College basketball coaches from Drake, Idaho State and Montana State were recruiting Palo Verde High senior Jordyn Martin over the past months, telling the 6-foot-7, 210-pound forward how much potential they believed he had.
However, they never offered him a spot on their rosters.
Then, about two weeks ago, a school the Martin family was more than familiar with surprisingly reached out with a scholarship offer.
New Northern Arizona University coach Jack Murphy contacted Martin shortly after being hired with similar words of praise and, more important, a scholarship.

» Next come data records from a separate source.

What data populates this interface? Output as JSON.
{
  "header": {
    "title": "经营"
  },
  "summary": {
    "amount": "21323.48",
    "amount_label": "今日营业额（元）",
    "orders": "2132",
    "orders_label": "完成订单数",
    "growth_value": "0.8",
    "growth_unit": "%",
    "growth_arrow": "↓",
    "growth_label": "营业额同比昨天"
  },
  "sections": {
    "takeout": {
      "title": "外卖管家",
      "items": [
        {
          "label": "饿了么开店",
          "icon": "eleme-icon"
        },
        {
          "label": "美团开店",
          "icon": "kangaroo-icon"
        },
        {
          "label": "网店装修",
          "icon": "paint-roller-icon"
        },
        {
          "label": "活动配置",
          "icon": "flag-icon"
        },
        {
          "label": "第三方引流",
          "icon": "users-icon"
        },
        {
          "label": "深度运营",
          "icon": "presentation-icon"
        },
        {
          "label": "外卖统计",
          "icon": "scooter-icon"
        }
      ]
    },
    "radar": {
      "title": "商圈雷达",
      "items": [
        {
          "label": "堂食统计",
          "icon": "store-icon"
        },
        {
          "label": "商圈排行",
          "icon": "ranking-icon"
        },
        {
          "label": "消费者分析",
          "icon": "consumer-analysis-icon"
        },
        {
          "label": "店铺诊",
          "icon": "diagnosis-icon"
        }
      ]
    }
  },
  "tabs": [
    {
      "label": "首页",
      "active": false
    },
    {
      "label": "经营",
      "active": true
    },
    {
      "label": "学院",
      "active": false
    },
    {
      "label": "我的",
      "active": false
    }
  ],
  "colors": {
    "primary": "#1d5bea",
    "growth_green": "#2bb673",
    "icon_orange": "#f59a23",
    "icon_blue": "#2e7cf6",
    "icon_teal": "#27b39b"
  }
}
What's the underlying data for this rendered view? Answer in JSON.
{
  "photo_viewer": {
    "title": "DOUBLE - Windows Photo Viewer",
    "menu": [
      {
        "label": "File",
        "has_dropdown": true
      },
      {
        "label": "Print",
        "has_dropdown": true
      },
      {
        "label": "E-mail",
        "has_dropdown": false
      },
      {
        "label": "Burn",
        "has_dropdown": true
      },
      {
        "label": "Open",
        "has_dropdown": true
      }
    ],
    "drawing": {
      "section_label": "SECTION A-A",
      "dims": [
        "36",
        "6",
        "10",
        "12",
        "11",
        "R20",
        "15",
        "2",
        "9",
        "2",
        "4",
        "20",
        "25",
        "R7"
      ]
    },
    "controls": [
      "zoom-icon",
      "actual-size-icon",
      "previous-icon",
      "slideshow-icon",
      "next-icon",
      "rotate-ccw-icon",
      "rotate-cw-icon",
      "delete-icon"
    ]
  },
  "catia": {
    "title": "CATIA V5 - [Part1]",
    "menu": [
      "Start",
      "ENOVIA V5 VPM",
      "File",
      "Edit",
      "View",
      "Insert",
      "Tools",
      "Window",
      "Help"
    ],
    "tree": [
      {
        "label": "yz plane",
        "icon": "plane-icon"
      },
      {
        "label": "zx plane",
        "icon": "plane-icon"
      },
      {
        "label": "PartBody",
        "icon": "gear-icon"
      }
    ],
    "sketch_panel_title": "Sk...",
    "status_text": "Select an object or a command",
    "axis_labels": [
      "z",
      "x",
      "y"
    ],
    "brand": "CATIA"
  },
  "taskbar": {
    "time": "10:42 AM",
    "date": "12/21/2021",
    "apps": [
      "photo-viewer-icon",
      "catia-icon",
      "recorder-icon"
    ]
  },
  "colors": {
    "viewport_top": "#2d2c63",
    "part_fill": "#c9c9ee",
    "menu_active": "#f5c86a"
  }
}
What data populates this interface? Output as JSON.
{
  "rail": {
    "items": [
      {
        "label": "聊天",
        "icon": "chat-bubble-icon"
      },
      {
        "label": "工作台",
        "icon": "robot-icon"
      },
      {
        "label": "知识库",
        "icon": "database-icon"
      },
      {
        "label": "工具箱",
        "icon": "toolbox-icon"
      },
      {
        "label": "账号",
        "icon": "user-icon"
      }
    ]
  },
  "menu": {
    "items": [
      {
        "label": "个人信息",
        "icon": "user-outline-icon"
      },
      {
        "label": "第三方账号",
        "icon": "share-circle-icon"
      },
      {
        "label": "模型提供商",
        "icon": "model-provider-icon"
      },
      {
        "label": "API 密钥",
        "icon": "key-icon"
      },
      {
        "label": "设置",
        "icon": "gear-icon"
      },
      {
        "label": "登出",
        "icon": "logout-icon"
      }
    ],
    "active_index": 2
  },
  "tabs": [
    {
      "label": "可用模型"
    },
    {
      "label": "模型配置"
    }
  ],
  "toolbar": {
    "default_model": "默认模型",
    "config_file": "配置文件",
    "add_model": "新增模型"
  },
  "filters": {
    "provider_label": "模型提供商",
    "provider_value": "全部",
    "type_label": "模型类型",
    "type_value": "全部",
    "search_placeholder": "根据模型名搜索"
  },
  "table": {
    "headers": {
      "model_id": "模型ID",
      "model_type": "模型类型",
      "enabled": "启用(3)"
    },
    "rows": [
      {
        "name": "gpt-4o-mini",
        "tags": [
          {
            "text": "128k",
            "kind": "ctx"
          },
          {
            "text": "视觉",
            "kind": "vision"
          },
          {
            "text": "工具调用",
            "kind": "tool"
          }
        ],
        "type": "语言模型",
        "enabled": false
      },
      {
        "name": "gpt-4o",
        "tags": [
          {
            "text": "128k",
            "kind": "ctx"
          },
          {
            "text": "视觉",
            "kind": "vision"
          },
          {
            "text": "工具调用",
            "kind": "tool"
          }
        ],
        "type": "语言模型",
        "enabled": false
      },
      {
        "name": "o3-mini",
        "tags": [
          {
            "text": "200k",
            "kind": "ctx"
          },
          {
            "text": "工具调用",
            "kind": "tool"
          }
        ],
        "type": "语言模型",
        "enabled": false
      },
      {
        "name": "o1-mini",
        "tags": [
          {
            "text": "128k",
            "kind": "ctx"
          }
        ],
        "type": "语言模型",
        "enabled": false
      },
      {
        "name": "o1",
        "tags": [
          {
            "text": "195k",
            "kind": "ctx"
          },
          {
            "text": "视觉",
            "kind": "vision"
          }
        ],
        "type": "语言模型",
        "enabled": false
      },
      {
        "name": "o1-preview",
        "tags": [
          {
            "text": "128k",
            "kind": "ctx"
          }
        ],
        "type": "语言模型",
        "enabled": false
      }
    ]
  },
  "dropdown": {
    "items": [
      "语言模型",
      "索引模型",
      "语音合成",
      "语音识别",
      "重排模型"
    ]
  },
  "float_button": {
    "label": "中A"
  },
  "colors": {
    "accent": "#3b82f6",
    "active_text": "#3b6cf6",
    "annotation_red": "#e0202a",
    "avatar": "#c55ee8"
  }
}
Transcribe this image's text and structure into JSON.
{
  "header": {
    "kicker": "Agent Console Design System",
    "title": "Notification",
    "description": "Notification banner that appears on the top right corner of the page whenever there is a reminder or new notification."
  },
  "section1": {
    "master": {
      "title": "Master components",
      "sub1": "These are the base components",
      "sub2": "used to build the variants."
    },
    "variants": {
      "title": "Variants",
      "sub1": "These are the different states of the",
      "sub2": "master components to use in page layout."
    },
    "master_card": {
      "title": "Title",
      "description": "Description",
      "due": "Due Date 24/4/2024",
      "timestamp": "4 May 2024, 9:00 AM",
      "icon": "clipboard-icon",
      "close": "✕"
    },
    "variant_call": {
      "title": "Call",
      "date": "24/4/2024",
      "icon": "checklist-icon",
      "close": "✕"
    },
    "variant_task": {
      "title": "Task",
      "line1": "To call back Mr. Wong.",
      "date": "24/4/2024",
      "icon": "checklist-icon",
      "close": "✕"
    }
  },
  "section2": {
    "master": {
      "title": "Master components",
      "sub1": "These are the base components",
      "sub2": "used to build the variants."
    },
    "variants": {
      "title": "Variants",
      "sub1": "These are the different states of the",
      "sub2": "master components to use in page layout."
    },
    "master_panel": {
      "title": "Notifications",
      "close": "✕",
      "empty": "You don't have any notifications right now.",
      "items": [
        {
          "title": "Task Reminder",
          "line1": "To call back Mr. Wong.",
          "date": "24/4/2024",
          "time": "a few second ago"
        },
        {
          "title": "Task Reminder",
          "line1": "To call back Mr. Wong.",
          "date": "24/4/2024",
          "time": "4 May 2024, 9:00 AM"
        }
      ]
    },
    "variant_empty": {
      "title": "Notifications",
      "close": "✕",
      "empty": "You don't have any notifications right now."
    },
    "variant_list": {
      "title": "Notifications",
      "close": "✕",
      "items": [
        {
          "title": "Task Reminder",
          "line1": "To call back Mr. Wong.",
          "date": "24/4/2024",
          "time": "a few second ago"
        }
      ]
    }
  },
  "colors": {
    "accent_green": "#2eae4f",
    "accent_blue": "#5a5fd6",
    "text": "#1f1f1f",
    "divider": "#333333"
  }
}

Martin’s father, Torry Martin, played football for NAU in the 1980s, and his mother, Tammy, also attended the school. But until Murphy was hired, NAU coaches never recruited Jordyn Martin.
Jordyn Martin, who averaged 11 points and nine rebounds a game this winter in helping Palo Verde reach the Sunset Regional title game, signed a national letter of intent Tuesday. Not only was NAU the lone program to offer him a scholarship, but the Flagstaff, Ariz., school is like a second home with family members living in the area.
“It’s going to be really cool continuing a (family) tradition,” he said. “It’s exciting to be part of (Murphy’s) first signing class. I’m going to be part of a group trying to bring winning back to NAU.”
NAU won just five games last year in finishing last in the Big Sky Conference — a fact the Martin family had to consider.
“No one was willing to pull the trigger on the full-ride (scholarship),” Torry Martin said. “But Murphy had heard of Jordyn and saw some tape. Although my wife and I went there, we were still horrified when Northern Arizona called because, quite honestly, you want your child to go somewhere successful. But the new coach is great. He’s a winner and has a vision. We are excited (Jordyn) can continue the Lumberjack tradition.”
Waiting to receive the a scholarship offer required a lot of patience. Jordyn Martin was scheduled to play in a showcase for unsigned players before NAU coaches became involved in his recruitment.
“I understood the whole process and why I wasn’t getting offers,” he said. “Those coaches were doing their job. It did put a chip on my shoulder to work harder.”
His parents couldn’t be happier for their son to be part of the new era of NAU basketball.
“Everyone is excited in Flagstaff. (Murphy) has created a buzz in that town,” Torry Martin said.